Content starts
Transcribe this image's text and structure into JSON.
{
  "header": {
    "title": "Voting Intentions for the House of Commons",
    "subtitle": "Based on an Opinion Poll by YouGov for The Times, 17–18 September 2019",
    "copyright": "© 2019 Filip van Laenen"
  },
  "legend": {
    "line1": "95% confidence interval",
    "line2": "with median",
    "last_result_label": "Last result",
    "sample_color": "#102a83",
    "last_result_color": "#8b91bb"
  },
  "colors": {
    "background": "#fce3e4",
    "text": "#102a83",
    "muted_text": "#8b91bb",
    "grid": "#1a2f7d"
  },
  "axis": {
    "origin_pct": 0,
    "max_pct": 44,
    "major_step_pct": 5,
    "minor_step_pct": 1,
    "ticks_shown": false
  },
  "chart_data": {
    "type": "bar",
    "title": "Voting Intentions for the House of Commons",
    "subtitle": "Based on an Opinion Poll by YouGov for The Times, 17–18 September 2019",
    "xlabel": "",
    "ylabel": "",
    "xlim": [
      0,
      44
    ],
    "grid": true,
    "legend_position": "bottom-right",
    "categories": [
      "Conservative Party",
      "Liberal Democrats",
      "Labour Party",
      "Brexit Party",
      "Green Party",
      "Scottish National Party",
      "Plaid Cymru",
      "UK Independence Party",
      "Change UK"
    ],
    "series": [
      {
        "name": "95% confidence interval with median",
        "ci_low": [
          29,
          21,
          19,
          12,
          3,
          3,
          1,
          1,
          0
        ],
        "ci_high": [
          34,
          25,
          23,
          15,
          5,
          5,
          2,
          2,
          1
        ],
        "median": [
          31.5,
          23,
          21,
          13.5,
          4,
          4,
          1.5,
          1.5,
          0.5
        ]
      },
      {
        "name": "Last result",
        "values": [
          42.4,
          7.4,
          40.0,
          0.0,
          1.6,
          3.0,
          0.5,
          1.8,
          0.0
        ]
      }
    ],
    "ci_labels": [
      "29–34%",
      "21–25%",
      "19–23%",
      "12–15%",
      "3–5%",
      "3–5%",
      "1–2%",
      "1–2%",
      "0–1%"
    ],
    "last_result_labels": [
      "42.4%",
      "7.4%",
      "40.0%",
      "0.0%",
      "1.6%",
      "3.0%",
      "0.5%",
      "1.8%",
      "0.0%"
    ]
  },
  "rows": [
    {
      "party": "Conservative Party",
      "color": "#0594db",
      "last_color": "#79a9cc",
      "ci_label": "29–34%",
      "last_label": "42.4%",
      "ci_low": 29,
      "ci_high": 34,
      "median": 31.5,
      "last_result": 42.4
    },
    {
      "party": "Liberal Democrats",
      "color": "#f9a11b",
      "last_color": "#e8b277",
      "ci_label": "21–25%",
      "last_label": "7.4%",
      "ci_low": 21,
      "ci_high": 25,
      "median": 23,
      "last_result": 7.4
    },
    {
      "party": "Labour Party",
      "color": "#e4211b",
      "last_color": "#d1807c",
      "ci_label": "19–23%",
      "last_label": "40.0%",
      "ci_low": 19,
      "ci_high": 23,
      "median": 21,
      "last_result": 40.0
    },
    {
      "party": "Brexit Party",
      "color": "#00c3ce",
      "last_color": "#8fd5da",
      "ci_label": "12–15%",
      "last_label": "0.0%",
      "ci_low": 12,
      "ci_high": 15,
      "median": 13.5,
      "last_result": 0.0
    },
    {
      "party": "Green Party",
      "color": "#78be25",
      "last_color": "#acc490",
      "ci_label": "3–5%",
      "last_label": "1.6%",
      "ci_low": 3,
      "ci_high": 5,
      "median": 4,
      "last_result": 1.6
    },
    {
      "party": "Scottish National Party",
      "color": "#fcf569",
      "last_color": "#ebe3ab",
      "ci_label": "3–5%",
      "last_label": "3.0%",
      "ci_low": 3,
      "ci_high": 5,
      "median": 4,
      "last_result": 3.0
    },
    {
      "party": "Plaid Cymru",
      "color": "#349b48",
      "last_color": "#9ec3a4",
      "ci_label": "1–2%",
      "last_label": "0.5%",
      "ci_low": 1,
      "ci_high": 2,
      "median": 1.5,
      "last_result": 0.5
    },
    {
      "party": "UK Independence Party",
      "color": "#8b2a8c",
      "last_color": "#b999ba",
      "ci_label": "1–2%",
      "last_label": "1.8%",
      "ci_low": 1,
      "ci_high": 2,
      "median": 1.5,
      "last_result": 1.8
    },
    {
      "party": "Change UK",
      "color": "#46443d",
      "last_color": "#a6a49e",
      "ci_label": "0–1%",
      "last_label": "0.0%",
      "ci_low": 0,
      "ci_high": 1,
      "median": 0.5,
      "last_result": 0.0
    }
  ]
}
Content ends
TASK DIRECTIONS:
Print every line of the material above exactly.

SOLUTION:
Transcribe this image's text and structure into JSON.
{
  "header": {
    "title": "Voting Intentions for the House of Commons",
    "subtitle": "Based on an Opinion Poll by YouGov for The Times, 17–18 September 2019",
    "copyright": "© 2019 Filip van Laenen"
  },
  "legend": {
    "line1": "95% confidence interval",
    "line2": "with median",
    "last_result_label": "Last result",
    "sample_color": "#102a83",
    "last_result_color": "#8b91bb"
  },
  "colors": {
    "background": "#fce3e4",
    "text": "#102a83",
    "muted_text": "#8b91bb",
    "grid": "#1a2f7d"
  },
  "axis": {
    "origin_pct": 0,
    "max_pct": 44,
    "major_step_pct": 5,
    "minor_step_pct": 1,
    "ticks_shown": false
  },
  "chart_data": {
    "type": "bar",
    "title": "Voting Intentions for the House of Commons",
    "subtitle": "Based on an Opinion Poll by YouGov for The Times, 17–18 September 2019",
    "xlabel": "",
    "ylabel": "",
    "xlim": [
      0,
      44
    ],
    "grid": true,
    "legend_position": "bottom-right",
    "categories": [
      "Conservative Party",
      "Liberal Democrats",
      "Labour Party",
      "Brexit Party",
      "Green Party",
      "Scottish National Party",
      "Plaid Cymru",
      "UK Independence Party",
      "Change UK"
    ],
    "series": [
      {
        "name": "95% confidence interval with median",
        "ci_low": [
          29,
          21,
          19,
          12,
          3,
          3,
          1,
          1,
          0
        ],
        "ci_high": [
          34,
          25,
          23,
          15,
          5,
          5,
          2,
          2,
          1
        ],
        "median": [
          31.5,
          23,
          21,
          13.5,
          4,
          4,
          1.5,
          1.5,
          0.5
        ]
      },
      {
        "name": "Last result",
        "values": [
          42.4,
          7.4,
          40.0,
          0.0,
          1.6,
          3.0,
          0.5,
          1.8,
          0.0
        ]
      }
    ],
    "ci_labels": [
      "29–34%",
      "21–25%",
      "19–23%",
      "12–15%",
      "3–5%",
      "3–5%",
      "1–2%",
      "1–2%",
      "0–1%"
    ],
    "last_result_labels": [
      "42.4%",
      "7.4%",
      "40.0%",
      "0.0%",
      "1.6%",
      "3.0%",
      "0.5%",
      "1.8%",
      "0.0%"
    ]
  },
  "rows": [
    {
      "party": "Conservative Party",
      "color": "#0594db",
      "last_color": "#79a9cc",
      "ci_label": "29–34%",
      "last_label": "42.4%",
      "ci_low": 29,
      "ci_high": 34,
      "median": 31.5,
      "last_result": 42.4
    },
    {
      "party": "Liberal Democrats",
      "color": "#f9a11b",
      "last_color": "#e8b277",
      "ci_label": "21–25%",
      "last_label": "7.4%",
      "ci_low": 21,
      "ci_high": 25,
      "median": 23,
      "last_result": 7.4
    },
    {
      "party": "Labour Party",
      "color": "#e4211b",
      "last_color": "#d1807c",
      "ci_label": "19–23%",
      "last_label": "40.0%",
      "ci_low": 19,
      "ci_high": 23,
      "median": 21,
      "last_result": 40.0
    },
    {
      "party": "Brexit Party",
      "color": "#00c3ce",
      "last_color": "#8fd5da",
      "ci_label": "12–15%",
      "last_label": "0.0%",
      "ci_low": 12,
      "ci_high": 15,
      "median": 13.5,
      "last_result": 0.0
    },
    {
      "party": "Green Party",
      "color": "#78be25",
      "last_color": "#acc490",
      "ci_label": "3–5%",
      "last_label": "1.6%",
      "ci_low": 3,
      "ci_high": 5,
      "median": 4,
      "last_result": 1.6
    },
    {
      "party": "Scottish National Party",
      "color": "#fcf569",
      "last_color": "#ebe3ab",
      "ci_label": "3–5%",
      "last_label": "3.0%",
      "ci_low": 3,
      "ci_high": 5,
      "median": 4,
      "last_result": 3.0
    },
    {
      "party": "Plaid Cymru",
      "color": "#349b48",
      "last_color": "#9ec3a4",
      "ci_label": "1–2%",
      "last_label": "0.5%",
      "ci_low": 1,
      "ci_high": 2,
      "median": 1.5,
      "last_result": 0.5
    },
    {
      "party": "UK Independence Party",
      "color": "#8b2a8c",
      "last_color": "#b999ba",
      "ci_label": "1–2%",
      "last_label": "1.8%",
      "ci_low": 1,
      "ci_high": 2,
      "median": 1.5,
      "last_result": 1.8
    },
    {
      "party": "Change UK",
      "color": "#46443d",
      "last_color": "#a6a49e",
      "ci_label": "0–1%",
      "last_label": "0.0%",
      "ci_low": 0,
      "ci_high": 1,
      "median": 0.5,
      "last_result": 0.0
    }
  ]
}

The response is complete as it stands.